* AIM OF THE EXERCISE
The word "button" may appear in some lines of the data; copy every such line.

* DATA IN THIS EXERCISE
──────────
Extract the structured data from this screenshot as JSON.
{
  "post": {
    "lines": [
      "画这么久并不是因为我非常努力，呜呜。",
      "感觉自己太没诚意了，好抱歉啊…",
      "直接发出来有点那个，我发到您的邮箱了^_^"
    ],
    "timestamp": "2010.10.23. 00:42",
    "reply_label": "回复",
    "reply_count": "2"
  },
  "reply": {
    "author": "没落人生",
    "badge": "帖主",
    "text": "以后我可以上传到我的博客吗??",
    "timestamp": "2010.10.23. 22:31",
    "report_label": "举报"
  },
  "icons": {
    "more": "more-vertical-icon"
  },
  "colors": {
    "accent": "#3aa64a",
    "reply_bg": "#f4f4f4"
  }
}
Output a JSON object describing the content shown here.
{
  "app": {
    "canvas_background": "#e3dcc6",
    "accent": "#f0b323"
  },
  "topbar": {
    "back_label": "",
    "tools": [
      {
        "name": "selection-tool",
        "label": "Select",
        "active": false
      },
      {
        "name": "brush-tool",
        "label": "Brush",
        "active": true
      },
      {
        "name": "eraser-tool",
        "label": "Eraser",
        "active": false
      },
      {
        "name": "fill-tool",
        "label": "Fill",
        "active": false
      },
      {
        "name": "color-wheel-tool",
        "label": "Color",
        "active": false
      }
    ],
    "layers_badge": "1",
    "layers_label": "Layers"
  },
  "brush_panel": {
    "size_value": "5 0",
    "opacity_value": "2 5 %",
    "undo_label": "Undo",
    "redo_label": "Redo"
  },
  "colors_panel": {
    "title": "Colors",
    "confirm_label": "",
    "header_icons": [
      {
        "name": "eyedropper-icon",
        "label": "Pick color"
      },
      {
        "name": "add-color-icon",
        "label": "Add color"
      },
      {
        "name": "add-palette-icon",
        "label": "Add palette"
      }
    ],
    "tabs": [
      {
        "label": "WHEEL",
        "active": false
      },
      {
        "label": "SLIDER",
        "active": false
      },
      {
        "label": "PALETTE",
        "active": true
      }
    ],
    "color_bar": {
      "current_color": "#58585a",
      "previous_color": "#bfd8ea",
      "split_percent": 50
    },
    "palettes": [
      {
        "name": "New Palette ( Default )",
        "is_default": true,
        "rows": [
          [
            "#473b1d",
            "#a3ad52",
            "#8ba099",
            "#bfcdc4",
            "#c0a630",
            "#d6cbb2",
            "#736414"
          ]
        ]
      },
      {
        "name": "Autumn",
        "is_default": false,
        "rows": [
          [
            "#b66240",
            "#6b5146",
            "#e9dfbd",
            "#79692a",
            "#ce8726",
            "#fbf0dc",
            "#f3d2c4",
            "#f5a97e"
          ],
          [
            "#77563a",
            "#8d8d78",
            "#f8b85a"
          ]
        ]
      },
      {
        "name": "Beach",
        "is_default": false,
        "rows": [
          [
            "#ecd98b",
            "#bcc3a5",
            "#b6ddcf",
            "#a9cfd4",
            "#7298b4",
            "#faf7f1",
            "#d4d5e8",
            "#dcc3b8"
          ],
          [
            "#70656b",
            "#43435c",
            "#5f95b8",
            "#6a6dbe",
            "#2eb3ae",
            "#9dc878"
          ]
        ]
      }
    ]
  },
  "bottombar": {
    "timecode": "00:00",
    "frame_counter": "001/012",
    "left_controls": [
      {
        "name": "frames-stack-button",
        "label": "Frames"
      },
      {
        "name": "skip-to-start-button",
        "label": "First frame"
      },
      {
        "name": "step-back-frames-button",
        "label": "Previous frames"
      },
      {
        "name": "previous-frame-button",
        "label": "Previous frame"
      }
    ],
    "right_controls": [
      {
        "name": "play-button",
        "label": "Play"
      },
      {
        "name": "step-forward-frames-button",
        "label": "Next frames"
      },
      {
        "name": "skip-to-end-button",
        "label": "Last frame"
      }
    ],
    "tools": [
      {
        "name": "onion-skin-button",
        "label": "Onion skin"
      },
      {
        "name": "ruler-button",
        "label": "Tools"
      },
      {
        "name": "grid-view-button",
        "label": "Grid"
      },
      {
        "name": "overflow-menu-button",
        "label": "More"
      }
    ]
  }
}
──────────
* RESPONSE TO THIS TASK
        "name": "frames-stack-button",
        "name": "skip-to-start-button",
        "name": "step-back-frames-button",
        "name": "previous-frame-button",
        "name": "play-button",
        "name": "step-forward-frames-button",
        "name": "skip-to-end-button",
        "name": "onion-skin-button",
        "name": "ruler-button",
        "name": "grid-view-button",
        "name": "overflow-menu-button",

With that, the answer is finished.